Climate Justice Research Collaborative

The CJRC is a new opportunity for undergraduate students to collaborate on interdisciplinary research projects focused on climate change and climate justice. These projects are undertaken with the supervision of faculty and the mentorship of graduate students. The students who participate will be able to receive course credit in Term 2.

Project Leads: Adriana Laurent
Partners: Faculties of Arts, Land and Food Systems, Forestry, Applied Science, Education and the UBC Sauder School of Business
Attendees during a panel discussion at the 2018 Climate Solutions Showcase.

The vision for the CJRC was developed by students and staff from the UBC Climate Hub, with support from faculty members from Arts, Applied Sciences, Land and Food Systems, Education, Forestry and the Sauder School of Business. The main goal of this project is to create new opportunities for undergraduate students to collaborate on in-depth, interdisciplinary research projects focused on climate change and climate justice. These projects have the potential to support community-led efforts to adapt to life in a changing climate, and contribute to the existing understanding of the climate crisis.

Addressing the climate crisis requires collaborative, interdisciplinary action from every sector of society. Considering that, increasing the number of students leaving UBC with the skills, knowledge, and motivation to take that action has never been more important. 

This project fosters interdisciplinary collaboration between groups of undergraduate students. These groups conduct research into a climate-focused topic co-identified with a community partner. Interested students are also supported in identifying partners and research topics from their own communities, whether from the Global North or the Global South. Research teams and partnerships are developed during Term 1 of the Winter Semester and the research will be completed over the course of Term 2. Students are offered the opportunity to gain course credit for their work by registering in a course of directed studies under the supervision of one of the projectʼs faculty sponsors during Term 2. 

Project coordination and support are provided by graduate student mentors, who work together to develop and deliver seminar-style workshops throughout the winter term. Workshops cover key concepts such as climate justice and research methods and help students understand the basic requirements of any good research project, such as the need to identify clear research questions and methodologies. Mentors also provide one-on-one guidance and support to undergraduate students throughout the project.

Research projects for the 2020 cohort are currently underway. Stay tuned for updates!

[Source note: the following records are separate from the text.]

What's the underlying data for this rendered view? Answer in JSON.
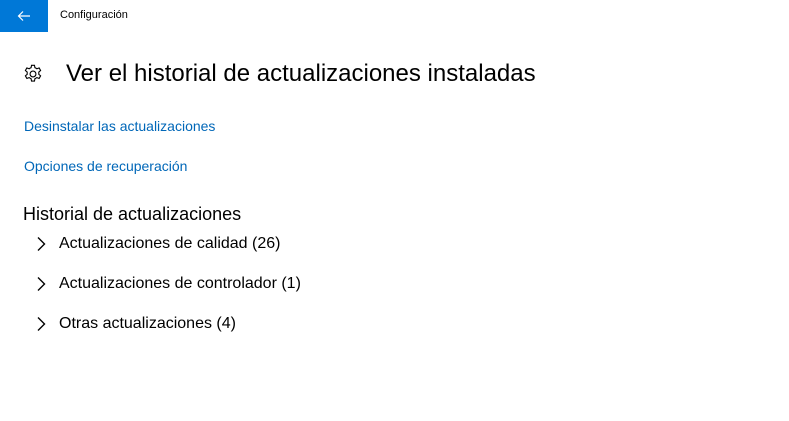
{
  "window": {
    "title": "Configuración",
    "back_icon": "back-arrow-icon",
    "accent_color": "#0078d7"
  },
  "header": {
    "icon": "gear-icon",
    "title": "Ver el historial de actualizaciones instaladas"
  },
  "links": {
    "uninstall": "Desinstalar las actualizaciones",
    "recovery": "Opciones de recuperación",
    "link_color": "#0067b8"
  },
  "history": {
    "title": "Historial de actualizaciones",
    "items": [
      {
        "label": "Actualizaciones de calidad (26)",
        "icon": "chevron-right-icon"
      },
      {
        "label": "Actualizaciones de controlador (1)",
        "icon": "chevron-right-icon"
      },
      {
        "label": "Otras actualizaciones (4)",
        "icon": "chevron-right-icon"
      }
    ]
  }
}
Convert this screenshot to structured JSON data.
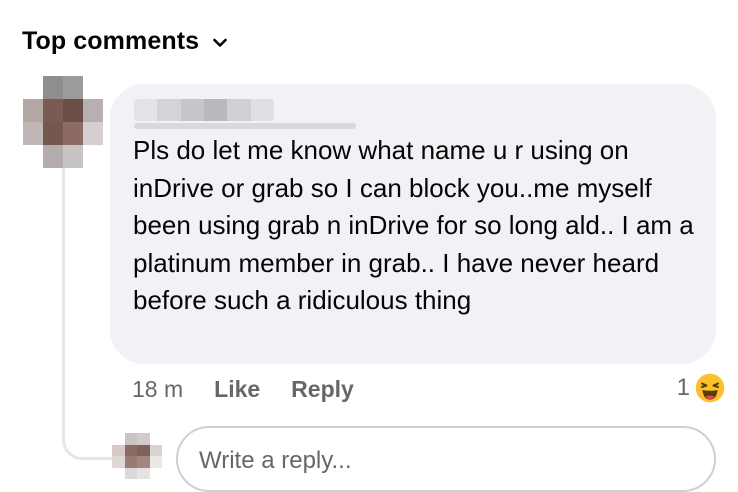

We would like to thank the generous support of UBC’s Office of the Vice President Research and Innovation for funding this program through their Program for Undergraduate Research Experience